According to the petition, São Paulo’s law would have violated constitutional provisions related to the Union's competence to legislate on indigenous peoples and general norms of protection of the environment and indigenous populations, in addition to ignoring the duty of respect for the organization of these populations and the rights of possession and enjoyment of the lands they traditionally occupy. This is because the state standard regulated the granting of ecotourism and commercial logging activities and forest by-products in state conservation units, regardless of environmental licensing and without prior consultation with potentially affected indigenous populations.
The Attorney General's Office requires the granting of a precautionary measure to suspend the effectiveness of Law 16.260/16 and, at the end, to uphold the request for the purpose of declaring:
- the obligation of prior environmental licensing for the granting of commercial exploitation of wood and forest by-products in state conservation units, because they are activities with medium potential for environmental impact; and
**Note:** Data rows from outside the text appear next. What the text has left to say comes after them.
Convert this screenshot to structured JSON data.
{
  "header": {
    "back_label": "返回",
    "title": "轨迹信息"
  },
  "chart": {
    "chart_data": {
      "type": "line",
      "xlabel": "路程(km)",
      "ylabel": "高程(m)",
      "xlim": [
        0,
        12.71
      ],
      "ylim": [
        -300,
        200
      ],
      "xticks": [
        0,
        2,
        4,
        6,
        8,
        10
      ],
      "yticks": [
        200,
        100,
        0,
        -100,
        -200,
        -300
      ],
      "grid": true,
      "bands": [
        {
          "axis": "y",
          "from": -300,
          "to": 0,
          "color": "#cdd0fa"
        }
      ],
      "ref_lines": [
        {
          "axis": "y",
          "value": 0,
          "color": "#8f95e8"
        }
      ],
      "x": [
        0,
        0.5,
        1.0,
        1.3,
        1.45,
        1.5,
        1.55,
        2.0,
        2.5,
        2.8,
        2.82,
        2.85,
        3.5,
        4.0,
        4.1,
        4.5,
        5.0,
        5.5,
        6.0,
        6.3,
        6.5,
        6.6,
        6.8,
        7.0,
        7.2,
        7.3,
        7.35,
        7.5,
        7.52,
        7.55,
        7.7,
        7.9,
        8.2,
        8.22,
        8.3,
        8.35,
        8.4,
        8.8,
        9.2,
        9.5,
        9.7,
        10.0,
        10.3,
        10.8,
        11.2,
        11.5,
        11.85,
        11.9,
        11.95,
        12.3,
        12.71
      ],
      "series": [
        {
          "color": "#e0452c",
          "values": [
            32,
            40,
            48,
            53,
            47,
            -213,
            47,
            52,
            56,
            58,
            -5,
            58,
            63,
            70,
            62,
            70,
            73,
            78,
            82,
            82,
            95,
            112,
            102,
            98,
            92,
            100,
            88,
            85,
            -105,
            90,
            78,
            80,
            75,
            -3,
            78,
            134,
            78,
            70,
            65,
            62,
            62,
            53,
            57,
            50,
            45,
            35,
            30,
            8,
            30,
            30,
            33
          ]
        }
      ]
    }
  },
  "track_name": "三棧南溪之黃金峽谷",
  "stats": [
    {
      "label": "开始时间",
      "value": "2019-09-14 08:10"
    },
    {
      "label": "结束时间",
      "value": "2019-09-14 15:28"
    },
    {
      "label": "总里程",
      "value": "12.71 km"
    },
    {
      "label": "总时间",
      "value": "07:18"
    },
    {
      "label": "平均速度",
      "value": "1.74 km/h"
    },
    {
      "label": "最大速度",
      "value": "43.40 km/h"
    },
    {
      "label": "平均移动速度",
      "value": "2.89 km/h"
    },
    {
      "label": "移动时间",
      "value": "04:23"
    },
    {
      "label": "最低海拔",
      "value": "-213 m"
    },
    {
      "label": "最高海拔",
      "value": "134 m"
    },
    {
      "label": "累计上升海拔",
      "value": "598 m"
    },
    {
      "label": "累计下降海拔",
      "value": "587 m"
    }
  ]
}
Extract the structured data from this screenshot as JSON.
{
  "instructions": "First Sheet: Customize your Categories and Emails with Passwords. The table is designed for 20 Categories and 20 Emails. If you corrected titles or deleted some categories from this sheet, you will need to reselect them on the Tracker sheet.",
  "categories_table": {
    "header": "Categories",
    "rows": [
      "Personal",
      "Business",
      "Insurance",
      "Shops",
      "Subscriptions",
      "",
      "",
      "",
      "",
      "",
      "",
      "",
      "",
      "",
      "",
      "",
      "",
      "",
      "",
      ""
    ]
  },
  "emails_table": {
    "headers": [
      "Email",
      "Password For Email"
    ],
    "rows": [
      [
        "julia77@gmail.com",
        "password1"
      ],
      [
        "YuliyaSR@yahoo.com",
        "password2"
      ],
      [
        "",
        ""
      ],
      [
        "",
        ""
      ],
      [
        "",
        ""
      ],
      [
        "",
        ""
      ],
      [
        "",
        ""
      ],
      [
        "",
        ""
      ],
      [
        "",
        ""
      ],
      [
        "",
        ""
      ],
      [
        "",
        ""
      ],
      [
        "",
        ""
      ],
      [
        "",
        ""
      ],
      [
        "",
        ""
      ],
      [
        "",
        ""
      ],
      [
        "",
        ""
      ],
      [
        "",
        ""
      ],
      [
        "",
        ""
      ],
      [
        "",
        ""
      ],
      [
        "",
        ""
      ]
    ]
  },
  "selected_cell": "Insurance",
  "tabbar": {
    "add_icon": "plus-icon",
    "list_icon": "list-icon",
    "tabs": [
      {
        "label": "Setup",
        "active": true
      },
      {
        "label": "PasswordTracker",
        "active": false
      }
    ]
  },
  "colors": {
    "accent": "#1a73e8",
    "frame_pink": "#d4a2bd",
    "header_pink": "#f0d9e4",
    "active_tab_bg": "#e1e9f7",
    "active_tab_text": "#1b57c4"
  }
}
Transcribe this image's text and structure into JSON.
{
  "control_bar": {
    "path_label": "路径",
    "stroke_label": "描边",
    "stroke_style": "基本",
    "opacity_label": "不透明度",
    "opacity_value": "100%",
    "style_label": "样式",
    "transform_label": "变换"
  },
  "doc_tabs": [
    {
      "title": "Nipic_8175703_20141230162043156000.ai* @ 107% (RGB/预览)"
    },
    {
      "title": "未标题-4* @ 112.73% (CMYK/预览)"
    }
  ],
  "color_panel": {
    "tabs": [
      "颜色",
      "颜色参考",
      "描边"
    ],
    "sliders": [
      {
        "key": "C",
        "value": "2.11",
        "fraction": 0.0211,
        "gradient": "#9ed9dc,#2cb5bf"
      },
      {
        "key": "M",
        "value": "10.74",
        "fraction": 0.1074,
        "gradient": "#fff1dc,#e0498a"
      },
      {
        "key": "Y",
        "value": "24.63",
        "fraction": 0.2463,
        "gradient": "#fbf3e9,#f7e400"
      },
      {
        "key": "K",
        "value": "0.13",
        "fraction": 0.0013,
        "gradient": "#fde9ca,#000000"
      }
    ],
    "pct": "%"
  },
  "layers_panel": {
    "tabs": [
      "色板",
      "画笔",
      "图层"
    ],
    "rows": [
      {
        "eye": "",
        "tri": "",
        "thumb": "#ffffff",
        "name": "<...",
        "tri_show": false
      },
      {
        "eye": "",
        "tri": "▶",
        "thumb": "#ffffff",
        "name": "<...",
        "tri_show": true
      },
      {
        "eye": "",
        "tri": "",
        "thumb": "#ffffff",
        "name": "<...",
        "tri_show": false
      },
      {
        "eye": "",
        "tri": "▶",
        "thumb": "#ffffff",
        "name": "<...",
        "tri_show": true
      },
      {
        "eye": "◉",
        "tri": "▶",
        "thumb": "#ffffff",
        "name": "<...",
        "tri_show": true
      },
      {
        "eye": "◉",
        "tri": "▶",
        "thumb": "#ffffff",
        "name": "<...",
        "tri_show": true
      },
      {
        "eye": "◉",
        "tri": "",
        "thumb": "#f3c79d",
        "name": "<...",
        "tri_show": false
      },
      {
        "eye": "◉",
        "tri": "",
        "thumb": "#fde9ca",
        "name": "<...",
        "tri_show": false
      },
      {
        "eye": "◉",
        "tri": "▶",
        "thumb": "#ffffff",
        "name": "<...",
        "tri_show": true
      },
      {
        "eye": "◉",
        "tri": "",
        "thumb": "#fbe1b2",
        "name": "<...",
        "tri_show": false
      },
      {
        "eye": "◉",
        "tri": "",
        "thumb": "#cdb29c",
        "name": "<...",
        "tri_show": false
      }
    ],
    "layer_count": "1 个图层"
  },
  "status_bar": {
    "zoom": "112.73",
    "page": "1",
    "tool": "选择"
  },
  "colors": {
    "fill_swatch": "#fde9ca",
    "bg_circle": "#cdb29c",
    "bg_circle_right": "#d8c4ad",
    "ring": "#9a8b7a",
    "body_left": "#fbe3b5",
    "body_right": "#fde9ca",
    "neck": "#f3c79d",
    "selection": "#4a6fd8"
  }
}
- the need for prior consultation with affected communities as a condition for granting concessions.
In Brazil, traditional and indigenous communities do not have a specific protocol for Free, Prior and Informed Consent (FPIC), as recommended in the Convention of the International Labor Organization (ILO) 169 and to which the Attorney General's Office expresses its mention. In this scenario, the judgment of the ADI, in addition to deciding the constitutionality of the state law, will be an important precedent on the subject, especially in relation to the understanding of the ministers of the Supreme Court on whether the specific protocol, in fact, is necessary to meet the convention or if, in the case of environmental licensing, the public hearing could provide such formality.